What Types of Threat are there?
Apart from weaknesses in encryption, hackers can attempt to exploit other aspects of wireless operation.
Denial of Service Attacks
Hackers may attempt to disrupt your network by swamping your Access Points with packets asking to be Authenticated or by simply overloading the AP, or by generating lots of radio noise. These are known as Denial of Service attacks.
Hackers may attempt to install Rogue APs or Rogue Clients so that they can intercept traffic to legitimate users. It is important that you audit your APs and Clients frequently to check for rogue devices.
There a number of software tools freely available on the Internet that allow hackers to attempt to break into your network. AirJack for example generates management traffic and can be used for a range of attacks.
Devices such as the Neutrino Intrusion Detection System will Alert you to all of the above types of attack as well as logging ands reporting operational parameters.
Install the Network
Decide on the equipment to use and order it in plenty of time.
You will need to build the Infrastructure first using suitable Access Points. If your buildings are metal framed or if there are obstructions you may find it useful to source equipment that allows various antenna options. In this way you will be able to fine tune the reception areas.
Some equipment supports Power over Ethernet (802.3af), which may be useful if electrical supply points are difficult to provide.
Equip your Clients with suitable wireless network cards. Install the software drivers in all the Client devices. Usually the manufacturers installation software is sufficient, but you may have to create customized installations for your users.
Train your Users
The success of your pilot scheme depends on your users understanding their new systems and getting value from the new network. You need to ensure that they receive sufficient training and that they will make use of your support system.
You will use the support system to gather use feedback. Remember that you need to know about more than just technical problems. You also need to gather data about how long users stay on the network, how their working patterns have been change, if they are working more efficiently, and so on. Armed with this information you will be able to perform a realistic ROI calculation.
Evaluate the Results of your Pilot Scheme
When your pilot scheme has run its course make your reports, calculate the ROI, decide on ways that things might be improved. Try to anticipate what might be different in a larger network.

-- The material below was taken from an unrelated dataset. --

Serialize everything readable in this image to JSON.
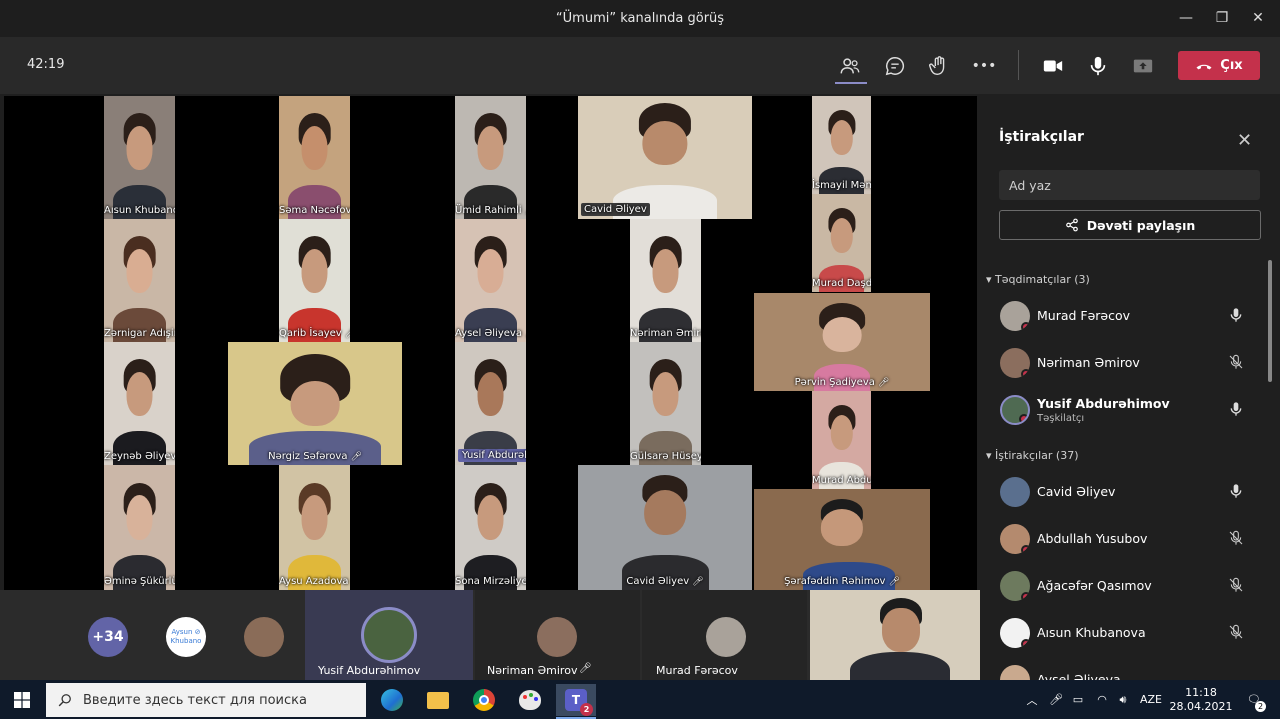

Scale the Scheme if Appropriate
If you decide to expand the wireless network go through the planning process again. You will need to ensure that your basic assumptions are applicable to the new wider context.
Pay particular attention to where you want the new wireless zones to extend to, and double check that the security measures you have employed are scalable to a larger network. For example, administration of WEP keys can be a nightmare on larger systems, consider using WPA instead.
Installing a wireless LAN has the potential to save you money, increase productivity, and bring many benefits to your business and users. Careful planning and deployment will enable you to maximize these benefits.